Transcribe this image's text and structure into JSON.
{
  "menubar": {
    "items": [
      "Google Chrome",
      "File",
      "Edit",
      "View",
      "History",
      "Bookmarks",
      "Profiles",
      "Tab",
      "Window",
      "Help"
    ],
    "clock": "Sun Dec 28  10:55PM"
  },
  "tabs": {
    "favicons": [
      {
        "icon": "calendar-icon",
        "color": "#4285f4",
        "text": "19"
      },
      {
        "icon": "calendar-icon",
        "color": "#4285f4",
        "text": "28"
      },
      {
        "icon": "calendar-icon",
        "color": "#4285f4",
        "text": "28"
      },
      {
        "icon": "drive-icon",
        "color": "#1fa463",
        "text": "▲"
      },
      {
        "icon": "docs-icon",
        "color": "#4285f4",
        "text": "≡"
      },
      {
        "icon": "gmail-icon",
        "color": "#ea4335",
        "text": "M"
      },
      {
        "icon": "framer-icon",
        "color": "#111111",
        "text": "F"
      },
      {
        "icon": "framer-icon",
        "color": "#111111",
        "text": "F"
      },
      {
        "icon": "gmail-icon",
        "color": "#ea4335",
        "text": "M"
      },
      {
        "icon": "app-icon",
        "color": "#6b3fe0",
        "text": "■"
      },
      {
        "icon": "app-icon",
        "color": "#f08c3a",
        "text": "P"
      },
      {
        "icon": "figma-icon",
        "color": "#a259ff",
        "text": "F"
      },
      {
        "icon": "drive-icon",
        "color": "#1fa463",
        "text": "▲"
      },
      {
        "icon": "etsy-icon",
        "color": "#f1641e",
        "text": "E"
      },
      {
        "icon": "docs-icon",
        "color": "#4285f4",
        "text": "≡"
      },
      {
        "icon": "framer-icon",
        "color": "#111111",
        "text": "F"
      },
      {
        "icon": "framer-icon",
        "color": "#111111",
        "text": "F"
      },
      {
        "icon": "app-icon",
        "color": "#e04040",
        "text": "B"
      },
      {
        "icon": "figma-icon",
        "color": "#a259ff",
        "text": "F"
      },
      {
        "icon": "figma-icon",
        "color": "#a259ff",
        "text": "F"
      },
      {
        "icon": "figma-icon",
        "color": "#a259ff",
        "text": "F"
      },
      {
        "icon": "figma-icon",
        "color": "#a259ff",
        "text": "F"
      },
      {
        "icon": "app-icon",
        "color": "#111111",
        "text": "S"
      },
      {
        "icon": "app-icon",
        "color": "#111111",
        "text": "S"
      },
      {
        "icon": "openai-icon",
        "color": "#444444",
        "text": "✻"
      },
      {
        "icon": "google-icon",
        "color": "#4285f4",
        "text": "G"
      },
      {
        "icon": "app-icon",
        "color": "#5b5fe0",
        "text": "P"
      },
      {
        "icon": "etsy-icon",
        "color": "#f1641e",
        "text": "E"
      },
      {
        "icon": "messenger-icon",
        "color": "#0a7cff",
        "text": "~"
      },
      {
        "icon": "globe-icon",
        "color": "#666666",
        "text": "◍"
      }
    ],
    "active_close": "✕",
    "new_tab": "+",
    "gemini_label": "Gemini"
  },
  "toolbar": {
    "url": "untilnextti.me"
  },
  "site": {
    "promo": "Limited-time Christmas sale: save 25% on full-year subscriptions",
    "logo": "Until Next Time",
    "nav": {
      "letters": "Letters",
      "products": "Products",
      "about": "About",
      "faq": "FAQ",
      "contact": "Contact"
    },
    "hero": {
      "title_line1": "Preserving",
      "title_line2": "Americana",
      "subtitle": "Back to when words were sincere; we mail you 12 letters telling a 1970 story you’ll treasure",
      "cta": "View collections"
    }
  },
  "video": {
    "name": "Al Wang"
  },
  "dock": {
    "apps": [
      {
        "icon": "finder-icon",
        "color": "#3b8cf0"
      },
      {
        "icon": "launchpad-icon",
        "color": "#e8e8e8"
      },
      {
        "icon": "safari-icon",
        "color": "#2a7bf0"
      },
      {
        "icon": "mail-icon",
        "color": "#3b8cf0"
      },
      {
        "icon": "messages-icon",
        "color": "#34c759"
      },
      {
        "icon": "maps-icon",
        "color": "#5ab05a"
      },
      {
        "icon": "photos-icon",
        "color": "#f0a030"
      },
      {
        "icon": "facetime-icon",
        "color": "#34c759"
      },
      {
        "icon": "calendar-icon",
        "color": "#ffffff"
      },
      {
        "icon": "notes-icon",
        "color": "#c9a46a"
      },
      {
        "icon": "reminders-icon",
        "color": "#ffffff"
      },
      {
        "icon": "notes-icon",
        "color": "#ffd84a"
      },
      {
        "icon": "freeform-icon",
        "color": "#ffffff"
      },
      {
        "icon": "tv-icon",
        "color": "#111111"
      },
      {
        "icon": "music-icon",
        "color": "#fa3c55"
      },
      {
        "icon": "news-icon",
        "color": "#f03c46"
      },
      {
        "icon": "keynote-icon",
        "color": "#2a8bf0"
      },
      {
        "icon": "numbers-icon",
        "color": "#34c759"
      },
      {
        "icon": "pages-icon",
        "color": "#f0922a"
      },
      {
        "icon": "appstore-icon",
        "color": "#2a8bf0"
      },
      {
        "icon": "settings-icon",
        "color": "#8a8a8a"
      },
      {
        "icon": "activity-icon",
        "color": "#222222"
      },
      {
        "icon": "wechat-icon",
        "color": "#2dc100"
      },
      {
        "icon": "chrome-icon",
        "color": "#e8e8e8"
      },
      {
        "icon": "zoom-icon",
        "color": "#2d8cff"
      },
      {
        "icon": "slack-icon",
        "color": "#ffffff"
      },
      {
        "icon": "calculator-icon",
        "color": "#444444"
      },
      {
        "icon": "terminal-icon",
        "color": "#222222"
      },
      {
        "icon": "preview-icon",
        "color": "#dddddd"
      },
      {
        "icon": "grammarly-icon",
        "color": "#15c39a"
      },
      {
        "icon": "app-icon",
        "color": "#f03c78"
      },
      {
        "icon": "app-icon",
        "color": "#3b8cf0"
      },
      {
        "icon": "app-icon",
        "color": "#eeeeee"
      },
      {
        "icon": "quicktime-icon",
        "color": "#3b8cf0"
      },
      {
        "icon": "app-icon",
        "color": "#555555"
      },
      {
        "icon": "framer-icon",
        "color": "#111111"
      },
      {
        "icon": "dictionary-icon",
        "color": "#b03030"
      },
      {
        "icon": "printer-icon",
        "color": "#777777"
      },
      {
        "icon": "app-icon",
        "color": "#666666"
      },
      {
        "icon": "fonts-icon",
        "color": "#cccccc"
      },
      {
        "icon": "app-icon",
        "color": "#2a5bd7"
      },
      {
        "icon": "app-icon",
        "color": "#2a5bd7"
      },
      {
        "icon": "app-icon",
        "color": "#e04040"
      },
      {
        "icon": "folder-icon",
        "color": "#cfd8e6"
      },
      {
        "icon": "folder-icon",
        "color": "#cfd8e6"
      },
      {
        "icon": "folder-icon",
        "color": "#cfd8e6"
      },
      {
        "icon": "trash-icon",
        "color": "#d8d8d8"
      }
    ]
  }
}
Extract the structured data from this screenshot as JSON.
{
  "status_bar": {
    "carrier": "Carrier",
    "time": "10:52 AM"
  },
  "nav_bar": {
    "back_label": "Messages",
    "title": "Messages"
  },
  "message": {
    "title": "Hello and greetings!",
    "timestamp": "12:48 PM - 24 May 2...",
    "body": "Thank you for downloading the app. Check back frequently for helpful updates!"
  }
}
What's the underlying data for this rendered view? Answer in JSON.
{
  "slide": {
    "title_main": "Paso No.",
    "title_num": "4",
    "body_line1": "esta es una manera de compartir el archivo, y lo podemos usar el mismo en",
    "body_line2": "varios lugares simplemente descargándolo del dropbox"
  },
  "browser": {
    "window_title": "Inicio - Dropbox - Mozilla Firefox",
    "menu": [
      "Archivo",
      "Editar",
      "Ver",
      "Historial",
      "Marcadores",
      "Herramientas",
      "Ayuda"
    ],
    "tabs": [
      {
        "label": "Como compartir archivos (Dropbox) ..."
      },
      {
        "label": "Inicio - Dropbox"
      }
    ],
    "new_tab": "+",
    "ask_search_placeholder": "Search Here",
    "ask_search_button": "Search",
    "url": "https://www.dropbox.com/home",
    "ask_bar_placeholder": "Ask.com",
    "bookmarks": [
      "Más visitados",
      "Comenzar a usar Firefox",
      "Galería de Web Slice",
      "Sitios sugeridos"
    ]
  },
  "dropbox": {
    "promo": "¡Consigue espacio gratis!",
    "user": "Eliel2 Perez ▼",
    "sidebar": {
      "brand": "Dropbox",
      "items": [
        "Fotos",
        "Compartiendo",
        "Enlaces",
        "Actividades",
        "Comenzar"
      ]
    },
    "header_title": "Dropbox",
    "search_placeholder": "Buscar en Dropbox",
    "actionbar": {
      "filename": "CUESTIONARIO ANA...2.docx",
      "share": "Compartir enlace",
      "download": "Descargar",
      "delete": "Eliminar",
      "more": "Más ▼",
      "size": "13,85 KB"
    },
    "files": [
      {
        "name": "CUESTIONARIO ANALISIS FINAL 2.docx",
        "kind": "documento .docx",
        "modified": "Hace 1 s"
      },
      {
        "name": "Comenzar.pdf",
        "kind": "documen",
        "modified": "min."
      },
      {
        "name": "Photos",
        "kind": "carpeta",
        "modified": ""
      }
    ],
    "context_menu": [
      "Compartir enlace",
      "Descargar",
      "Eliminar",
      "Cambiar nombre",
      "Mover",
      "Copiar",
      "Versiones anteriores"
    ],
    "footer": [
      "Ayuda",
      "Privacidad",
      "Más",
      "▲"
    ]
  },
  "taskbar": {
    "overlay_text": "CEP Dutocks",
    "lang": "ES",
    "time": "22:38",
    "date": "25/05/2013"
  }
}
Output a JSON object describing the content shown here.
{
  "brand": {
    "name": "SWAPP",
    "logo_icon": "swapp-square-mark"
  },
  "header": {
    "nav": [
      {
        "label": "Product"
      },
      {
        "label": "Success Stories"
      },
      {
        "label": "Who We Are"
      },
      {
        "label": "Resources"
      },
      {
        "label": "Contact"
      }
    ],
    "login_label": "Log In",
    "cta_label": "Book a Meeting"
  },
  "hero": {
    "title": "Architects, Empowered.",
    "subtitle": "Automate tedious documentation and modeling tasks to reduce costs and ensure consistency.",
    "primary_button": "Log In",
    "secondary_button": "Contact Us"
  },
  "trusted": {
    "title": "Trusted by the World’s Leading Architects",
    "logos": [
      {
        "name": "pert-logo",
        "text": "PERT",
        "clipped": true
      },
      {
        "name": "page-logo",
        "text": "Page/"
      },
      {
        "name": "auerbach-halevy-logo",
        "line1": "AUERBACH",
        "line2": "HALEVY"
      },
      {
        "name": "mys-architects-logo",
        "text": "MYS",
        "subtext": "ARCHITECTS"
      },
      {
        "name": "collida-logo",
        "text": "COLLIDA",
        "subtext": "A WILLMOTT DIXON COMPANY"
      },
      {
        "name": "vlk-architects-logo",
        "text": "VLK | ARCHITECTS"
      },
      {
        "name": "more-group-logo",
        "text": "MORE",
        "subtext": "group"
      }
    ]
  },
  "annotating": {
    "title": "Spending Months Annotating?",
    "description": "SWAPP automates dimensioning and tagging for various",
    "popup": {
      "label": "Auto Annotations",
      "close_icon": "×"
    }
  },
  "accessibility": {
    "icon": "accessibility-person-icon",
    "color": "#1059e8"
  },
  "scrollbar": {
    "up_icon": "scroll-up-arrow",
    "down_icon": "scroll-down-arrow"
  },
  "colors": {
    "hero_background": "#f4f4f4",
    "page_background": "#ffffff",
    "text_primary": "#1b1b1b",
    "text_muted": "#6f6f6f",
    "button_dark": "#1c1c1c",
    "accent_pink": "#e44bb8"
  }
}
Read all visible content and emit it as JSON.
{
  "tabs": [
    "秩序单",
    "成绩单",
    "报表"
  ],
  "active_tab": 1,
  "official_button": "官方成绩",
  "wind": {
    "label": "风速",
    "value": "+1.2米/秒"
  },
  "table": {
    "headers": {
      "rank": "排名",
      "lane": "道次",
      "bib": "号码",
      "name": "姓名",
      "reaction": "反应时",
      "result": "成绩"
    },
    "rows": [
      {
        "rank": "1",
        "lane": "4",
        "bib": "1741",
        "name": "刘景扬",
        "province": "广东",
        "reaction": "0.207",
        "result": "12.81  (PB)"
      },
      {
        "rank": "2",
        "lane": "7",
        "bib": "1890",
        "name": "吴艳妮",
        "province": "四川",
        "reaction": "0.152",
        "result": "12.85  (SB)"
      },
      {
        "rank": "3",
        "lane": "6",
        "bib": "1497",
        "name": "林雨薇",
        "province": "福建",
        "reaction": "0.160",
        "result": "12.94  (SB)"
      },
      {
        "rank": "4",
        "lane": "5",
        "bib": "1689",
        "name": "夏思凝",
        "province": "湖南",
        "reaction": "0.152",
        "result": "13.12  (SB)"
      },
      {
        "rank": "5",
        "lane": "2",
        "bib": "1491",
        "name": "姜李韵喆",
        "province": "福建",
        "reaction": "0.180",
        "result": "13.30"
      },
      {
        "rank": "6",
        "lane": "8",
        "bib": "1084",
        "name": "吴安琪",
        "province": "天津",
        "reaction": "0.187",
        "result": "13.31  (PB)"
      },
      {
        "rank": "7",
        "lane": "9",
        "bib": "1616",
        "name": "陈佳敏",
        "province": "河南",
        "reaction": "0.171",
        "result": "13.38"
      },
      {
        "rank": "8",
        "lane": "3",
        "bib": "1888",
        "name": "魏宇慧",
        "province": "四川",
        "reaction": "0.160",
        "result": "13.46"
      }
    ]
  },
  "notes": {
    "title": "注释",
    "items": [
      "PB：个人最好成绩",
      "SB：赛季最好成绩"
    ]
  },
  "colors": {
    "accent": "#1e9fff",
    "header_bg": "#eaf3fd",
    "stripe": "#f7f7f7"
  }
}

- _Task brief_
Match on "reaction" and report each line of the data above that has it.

- _Written solution_
      "reaction": "反应时",
        "reaction": "0.207",
        "reaction": "0.152",
        "reaction": "0.160",
        "reaction": "0.152",
        "reaction": "0.180",
        "reaction": "0.187",
        "reaction": "0.171",
        "reaction": "0.160",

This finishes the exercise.